● Try it:
Give the records again exactly, with every character kept.

[Opening Records shown section]

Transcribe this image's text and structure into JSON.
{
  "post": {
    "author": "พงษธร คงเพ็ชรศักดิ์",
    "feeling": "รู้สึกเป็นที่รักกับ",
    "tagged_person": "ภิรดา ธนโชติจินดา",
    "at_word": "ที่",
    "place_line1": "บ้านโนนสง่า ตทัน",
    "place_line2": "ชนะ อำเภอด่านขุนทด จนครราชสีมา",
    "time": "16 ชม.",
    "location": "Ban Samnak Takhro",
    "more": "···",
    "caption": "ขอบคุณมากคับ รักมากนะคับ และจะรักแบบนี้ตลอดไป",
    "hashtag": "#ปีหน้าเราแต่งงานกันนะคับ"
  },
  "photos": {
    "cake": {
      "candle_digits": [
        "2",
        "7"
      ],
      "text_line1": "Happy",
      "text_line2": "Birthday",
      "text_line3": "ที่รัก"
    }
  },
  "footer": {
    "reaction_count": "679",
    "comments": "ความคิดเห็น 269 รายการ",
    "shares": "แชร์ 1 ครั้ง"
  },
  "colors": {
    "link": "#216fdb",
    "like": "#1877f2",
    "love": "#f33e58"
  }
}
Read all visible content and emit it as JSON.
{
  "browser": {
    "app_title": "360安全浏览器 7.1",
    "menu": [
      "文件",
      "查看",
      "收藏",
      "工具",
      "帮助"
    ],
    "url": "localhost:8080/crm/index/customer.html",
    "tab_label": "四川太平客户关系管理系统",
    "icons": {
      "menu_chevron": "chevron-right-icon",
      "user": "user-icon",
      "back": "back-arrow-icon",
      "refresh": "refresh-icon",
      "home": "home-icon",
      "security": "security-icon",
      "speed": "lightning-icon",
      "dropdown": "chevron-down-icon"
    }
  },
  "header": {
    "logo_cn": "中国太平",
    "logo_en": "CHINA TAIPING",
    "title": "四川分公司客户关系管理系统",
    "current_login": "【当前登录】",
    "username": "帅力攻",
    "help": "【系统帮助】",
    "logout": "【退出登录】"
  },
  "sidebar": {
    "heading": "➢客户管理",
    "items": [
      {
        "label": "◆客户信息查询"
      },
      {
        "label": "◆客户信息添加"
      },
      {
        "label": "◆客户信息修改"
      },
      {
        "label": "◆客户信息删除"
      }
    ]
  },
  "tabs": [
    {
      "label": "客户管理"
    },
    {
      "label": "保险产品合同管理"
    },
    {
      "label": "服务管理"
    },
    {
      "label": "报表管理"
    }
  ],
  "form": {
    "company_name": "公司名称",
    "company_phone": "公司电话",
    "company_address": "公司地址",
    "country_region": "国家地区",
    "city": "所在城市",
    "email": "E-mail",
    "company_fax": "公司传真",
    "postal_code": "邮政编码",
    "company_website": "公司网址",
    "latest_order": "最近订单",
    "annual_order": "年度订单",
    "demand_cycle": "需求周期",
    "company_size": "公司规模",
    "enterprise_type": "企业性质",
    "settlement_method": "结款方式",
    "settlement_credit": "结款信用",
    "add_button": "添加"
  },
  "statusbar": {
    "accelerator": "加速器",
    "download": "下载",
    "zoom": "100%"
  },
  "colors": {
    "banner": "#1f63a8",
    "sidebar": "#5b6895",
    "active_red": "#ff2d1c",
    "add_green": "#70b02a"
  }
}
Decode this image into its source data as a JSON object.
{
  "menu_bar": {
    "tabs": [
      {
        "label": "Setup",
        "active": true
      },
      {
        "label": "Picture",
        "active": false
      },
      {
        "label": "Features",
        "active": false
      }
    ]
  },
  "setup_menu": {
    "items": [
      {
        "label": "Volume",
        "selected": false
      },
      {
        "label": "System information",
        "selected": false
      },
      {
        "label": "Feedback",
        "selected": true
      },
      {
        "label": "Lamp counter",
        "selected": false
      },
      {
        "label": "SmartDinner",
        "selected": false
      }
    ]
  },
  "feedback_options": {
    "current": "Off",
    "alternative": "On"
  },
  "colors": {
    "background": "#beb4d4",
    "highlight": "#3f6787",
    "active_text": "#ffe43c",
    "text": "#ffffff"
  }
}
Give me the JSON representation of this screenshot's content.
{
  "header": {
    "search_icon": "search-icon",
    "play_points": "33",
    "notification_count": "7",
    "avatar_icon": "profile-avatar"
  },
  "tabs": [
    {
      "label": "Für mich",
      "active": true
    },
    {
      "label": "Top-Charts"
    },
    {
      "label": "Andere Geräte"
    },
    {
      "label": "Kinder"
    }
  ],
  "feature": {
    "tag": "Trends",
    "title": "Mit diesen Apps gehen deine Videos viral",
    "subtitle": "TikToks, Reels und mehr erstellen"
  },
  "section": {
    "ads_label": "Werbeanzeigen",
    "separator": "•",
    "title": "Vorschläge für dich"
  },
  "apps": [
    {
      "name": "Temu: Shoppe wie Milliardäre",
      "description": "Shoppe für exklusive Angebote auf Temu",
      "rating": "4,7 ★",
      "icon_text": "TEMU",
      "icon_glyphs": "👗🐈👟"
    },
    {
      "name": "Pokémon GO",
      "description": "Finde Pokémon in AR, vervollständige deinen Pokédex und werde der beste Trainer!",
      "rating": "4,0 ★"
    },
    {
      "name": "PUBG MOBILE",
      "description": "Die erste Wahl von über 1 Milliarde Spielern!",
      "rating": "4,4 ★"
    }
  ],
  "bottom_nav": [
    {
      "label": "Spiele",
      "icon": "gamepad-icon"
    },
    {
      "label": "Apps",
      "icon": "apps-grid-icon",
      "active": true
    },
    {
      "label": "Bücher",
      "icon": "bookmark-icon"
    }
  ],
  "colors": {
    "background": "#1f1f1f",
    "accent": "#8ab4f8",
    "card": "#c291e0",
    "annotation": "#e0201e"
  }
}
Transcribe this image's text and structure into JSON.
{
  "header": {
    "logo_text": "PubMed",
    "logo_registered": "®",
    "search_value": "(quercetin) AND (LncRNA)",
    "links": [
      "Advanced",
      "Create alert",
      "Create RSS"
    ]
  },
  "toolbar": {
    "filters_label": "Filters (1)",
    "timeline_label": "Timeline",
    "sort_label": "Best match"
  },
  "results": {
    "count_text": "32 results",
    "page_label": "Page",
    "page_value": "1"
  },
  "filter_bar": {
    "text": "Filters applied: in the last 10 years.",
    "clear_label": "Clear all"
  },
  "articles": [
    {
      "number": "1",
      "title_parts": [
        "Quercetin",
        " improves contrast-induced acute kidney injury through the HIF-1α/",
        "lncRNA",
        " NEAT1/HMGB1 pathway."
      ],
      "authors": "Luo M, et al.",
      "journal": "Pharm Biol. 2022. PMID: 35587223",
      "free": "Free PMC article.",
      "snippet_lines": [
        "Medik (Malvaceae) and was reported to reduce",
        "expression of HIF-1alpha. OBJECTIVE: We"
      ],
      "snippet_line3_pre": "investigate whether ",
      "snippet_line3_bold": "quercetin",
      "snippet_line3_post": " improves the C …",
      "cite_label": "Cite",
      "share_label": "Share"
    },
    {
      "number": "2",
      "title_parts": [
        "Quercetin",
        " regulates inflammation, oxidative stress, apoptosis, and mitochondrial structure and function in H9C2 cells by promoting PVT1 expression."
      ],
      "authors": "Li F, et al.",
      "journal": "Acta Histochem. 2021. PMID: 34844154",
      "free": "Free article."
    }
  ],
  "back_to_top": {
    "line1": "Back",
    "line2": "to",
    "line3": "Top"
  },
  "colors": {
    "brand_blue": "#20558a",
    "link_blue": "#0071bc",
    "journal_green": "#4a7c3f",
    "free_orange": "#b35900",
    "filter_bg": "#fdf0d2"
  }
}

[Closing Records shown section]

● Answer to this exercise:
Transcribe this image's text and structure into JSON.
{
  "post": {
    "author": "พงษธร คงเพ็ชรศักดิ์",
    "feeling": "รู้สึกเป็นที่รักกับ",
    "tagged_person": "ภิรดา ธนโชติจินดา",
    "at_word": "ที่",
    "place_line1": "บ้านโนนสง่า ตทัน",
    "place_line2": "ชนะ อำเภอด่านขุนทด จนครราชสีมา",
    "time": "16 ชม.",
    "location": "Ban Samnak Takhro",
    "more": "···",
    "caption": "ขอบคุณมากคับ รักมากนะคับ และจะรักแบบนี้ตลอดไป",
    "hashtag": "#ปีหน้าเราแต่งงานกันนะคับ"
  },
  "photos": {
    "cake": {
      "candle_digits": [
        "2",
        "7"
      ],
      "text_line1": "Happy",
      "text_line2": "Birthday",
      "text_line3": "ที่รัก"
    }
  },
  "footer": {
    "reaction_count": "679",
    "comments": "ความคิดเห็น 269 รายการ",
    "shares": "แชร์ 1 ครั้ง"
  },
  "colors": {
    "link": "#216fdb",
    "like": "#1877f2",
    "love": "#f33e58"
  }
}
Read all visible content and emit it as JSON.
{
  "browser": {
    "app_title": "360安全浏览器 7.1",
    "menu": [
      "文件",
      "查看",
      "收藏",
      "工具",
      "帮助"
    ],
    "url": "localhost:8080/crm/index/customer.html",
    "tab_label": "四川太平客户关系管理系统",
    "icons": {
      "menu_chevron": "chevron-right-icon",
      "user": "user-icon",
      "back": "back-arrow-icon",
      "refresh": "refresh-icon",
      "home": "home-icon",
      "security": "security-icon",
      "speed": "lightning-icon",
      "dropdown": "chevron-down-icon"
    }
  },
  "header": {
    "logo_cn": "中国太平",
    "logo_en": "CHINA TAIPING",
    "title": "四川分公司客户关系管理系统",
    "current_login": "【当前登录】",
    "username": "帅力攻",
    "help": "【系统帮助】",
    "logout": "【退出登录】"
  },
  "sidebar": {
    "heading": "➢客户管理",
    "items": [
      {
        "label": "◆客户信息查询"
      },
      {
        "label": "◆客户信息添加"
      },
      {
        "label": "◆客户信息修改"
      },
      {
        "label": "◆客户信息删除"
      }
    ]
  },
  "tabs": [
    {
      "label": "客户管理"
    },
    {
      "label": "保险产品合同管理"
    },
    {
      "label": "服务管理"
    },
    {
      "label": "报表管理"
    }
  ],
  "form": {
    "company_name": "公司名称",
    "company_phone": "公司电话",
    "company_address": "公司地址",
    "country_region": "国家地区",
    "city": "所在城市",
    "email": "E-mail",
    "company_fax": "公司传真",
    "postal_code": "邮政编码",
    "company_website": "公司网址",
    "latest_order": "最近订单",
    "annual_order": "年度订单",
    "demand_cycle": "需求周期",
    "company_size": "公司规模",
    "enterprise_type": "企业性质",
    "settlement_method": "结款方式",
    "settlement_credit": "结款信用",
    "add_button": "添加"
  },
  "statusbar": {
    "accelerator": "加速器",
    "download": "下载",
    "zoom": "100%"
  },
  "colors": {
    "banner": "#1f63a8",
    "sidebar": "#5b6895",
    "active_red": "#ff2d1c",
    "add_green": "#70b02a"
  }
}
Decode this image into its source data as a JSON object.
{
  "menu_bar": {
    "tabs": [
      {
        "label": "Setup",
        "active": true
      },
      {
        "label": "Picture",
        "active": false
      },
      {
        "label": "Features",
        "active": false
      }
    ]
  },
  "setup_menu": {
    "items": [
      {
        "label": "Volume",
        "selected": false
      },
      {
        "label": "System information",
        "selected": false
      },
      {
        "label": "Feedback",
        "selected": true
      },
      {
        "label": "Lamp counter",
        "selected": false
      },
      {
        "label": "SmartDinner",
        "selected": false
      }
    ]
  },
  "feedback_options": {
    "current": "Off",
    "alternative": "On"
  },
  "colors": {
    "background": "#beb4d4",
    "highlight": "#3f6787",
    "active_text": "#ffe43c",
    "text": "#ffffff"
  }
}
Give me the JSON representation of this screenshot's content.
{
  "header": {
    "search_icon": "search-icon",
    "play_points": "33",
    "notification_count": "7",
    "avatar_icon": "profile-avatar"
  },
  "tabs": [
    {
      "label": "Für mich",
      "active": true
    },
    {
      "label": "Top-Charts"
    },
    {
      "label": "Andere Geräte"
    },
    {
      "label": "Kinder"
    }
  ],
  "feature": {
    "tag": "Trends",
    "title": "Mit diesen Apps gehen deine Videos viral",
    "subtitle": "TikToks, Reels und mehr erstellen"
  },
  "section": {
    "ads_label": "Werbeanzeigen",
    "separator": "•",
    "title": "Vorschläge für dich"
  },
  "apps": [
    {
      "name": "Temu: Shoppe wie Milliardäre",
      "description": "Shoppe für exklusive Angebote auf Temu",
      "rating": "4,7 ★",
      "icon_text": "TEMU",
      "icon_glyphs": "👗🐈👟"
    },
    {
      "name": "Pokémon GO",
      "description": "Finde Pokémon in AR, vervollständige deinen Pokédex und werde der beste Trainer!",
      "rating": "4,0 ★"
    },
    {
      "name": "PUBG MOBILE",
      "description": "Die erste Wahl von über 1 Milliarde Spielern!",
      "rating": "4,4 ★"
    }
  ],
  "bottom_nav": [
    {
      "label": "Spiele",
      "icon": "gamepad-icon"
    },
    {
      "label": "Apps",
      "icon": "apps-grid-icon",
      "active": true
    },
    {
      "label": "Bücher",
      "icon": "bookmark-icon"
    }
  ],
  "colors": {
    "background": "#1f1f1f",
    "accent": "#8ab4f8",
    "card": "#c291e0",
    "annotation": "#e0201e"
  }
}
Transcribe this image's text and structure into JSON.
{
  "header": {
    "logo_text": "PubMed",
    "logo_registered": "®",
    "search_value": "(quercetin) AND (LncRNA)",
    "links": [
      "Advanced",
      "Create alert",
      "Create RSS"
    ]
  },
  "toolbar": {
    "filters_label": "Filters (1)",
    "timeline_label": "Timeline",
    "sort_label": "Best match"
  },
  "results": {
    "count_text": "32 results",
    "page_label": "Page",
    "page_value": "1"
  },
  "filter_bar": {
    "text": "Filters applied: in the last 10 years.",
    "clear_label": "Clear all"
  },
  "articles": [
    {
      "number": "1",
      "title_parts": [
        "Quercetin",
        " improves contrast-induced acute kidney injury through the HIF-1α/",
        "lncRNA",
        " NEAT1/HMGB1 pathway."
      ],
      "authors": "Luo M, et al.",
      "journal": "Pharm Biol. 2022. PMID: 35587223",
      "free": "Free PMC article.",
      "snippet_lines": [
        "Medik (Malvaceae) and was reported to reduce",
        "expression of HIF-1alpha. OBJECTIVE: We"
      ],
      "snippet_line3_pre": "investigate whether ",
      "snippet_line3_bold": "quercetin",
      "snippet_line3_post": " improves the C …",
      "cite_label": "Cite",
      "share_label": "Share"
    },
    {
      "number": "2",
      "title_parts": [
        "Quercetin",
        " regulates inflammation, oxidative stress, apoptosis, and mitochondrial structure and function in H9C2 cells by promoting PVT1 expression."
      ],
      "authors": "Li F, et al.",
      "journal": "Acta Histochem. 2021. PMID: 34844154",
      "free": "Free article."
    }
  ],
  "back_to_top": {
    "line1": "Back",
    "line2": "to",
    "line3": "Top"
  },
  "colors": {
    "brand_blue": "#20558a",
    "link_blue": "#0071bc",
    "journal_green": "#4a7c3f",
    "free_orange": "#b35900",
    "filter_bg": "#fdf0d2"
  }
}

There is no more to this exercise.